Monday: Seized guns often auctioned off to fund law enforcement
BY JARREL WADE World Staff Writer
Sunday, February 03, 2013
Despite an ongoing national discussion on the availability of guns, many law enforcement agencies in Oklahoma and elsewhere supplement their budgets through sales of seized weapons — various firearms often taken off the street from criminals.
Once they have been used as evidence, the seized weapons may either get melted down — a policy the Tulsa Police Department has observed for more than a decade — or they are sold, re-entering the public.
The District 27 Drug Task Force, which covers Wagoner, Cherokee, Adair and Sequoyah Counties, recently held a public auction of about 100 guns, said District 27 Assistant District Attorney Tony Evans.
“Every dime goes back into the office for crime fighting,” Evans said.
Including weapons, automobiles and other seized items, the sale late last month brought in about $60,000, he said. The funds go into the agency’s general fund and pay for things like fuel and running the office.
Read more in Monday's Tulsa World.

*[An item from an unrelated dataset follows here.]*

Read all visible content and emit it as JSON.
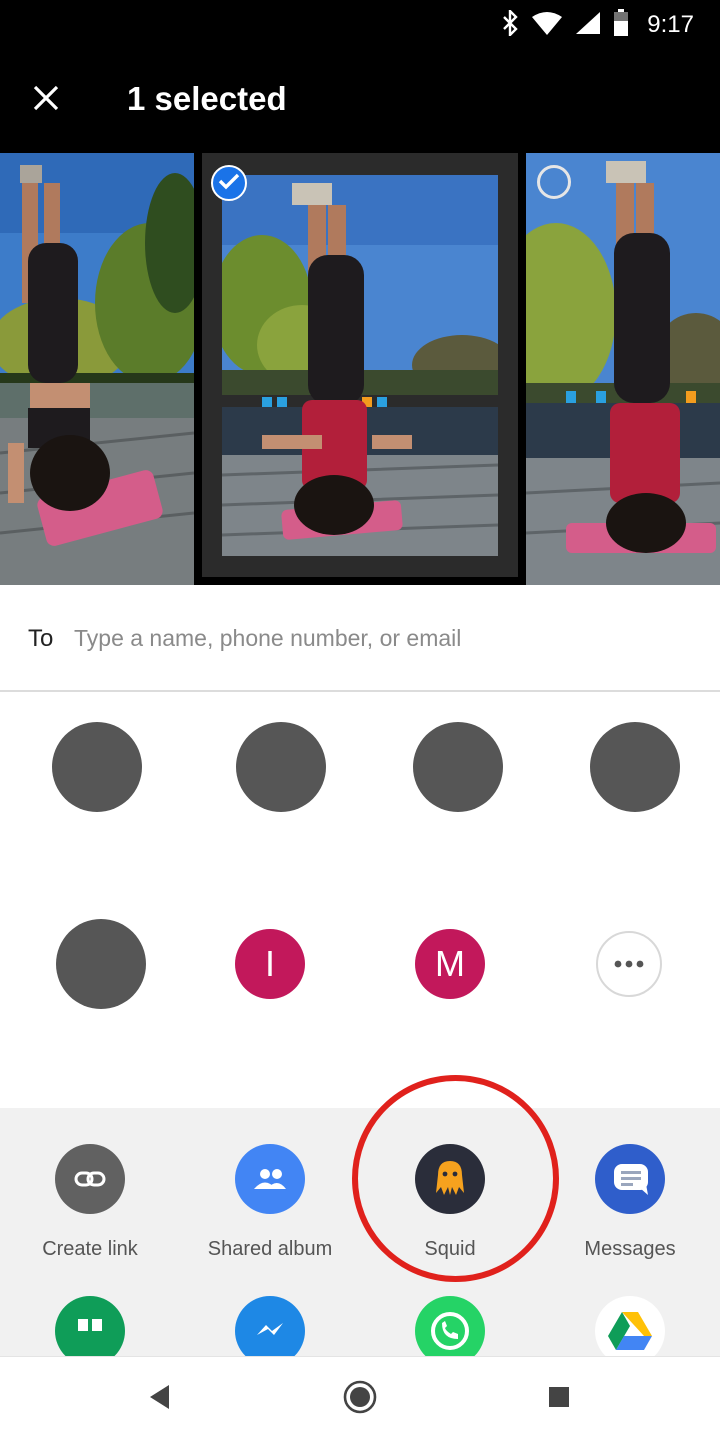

A drug task force agent holds up a Glock 27 .40 caliber sub-compact handgun for bidders to see at an auction of siezed cars, guns and other items at the Sequoyah County Fairgrounds in Sallisaw. MICHAEL WYKE/Tulsa World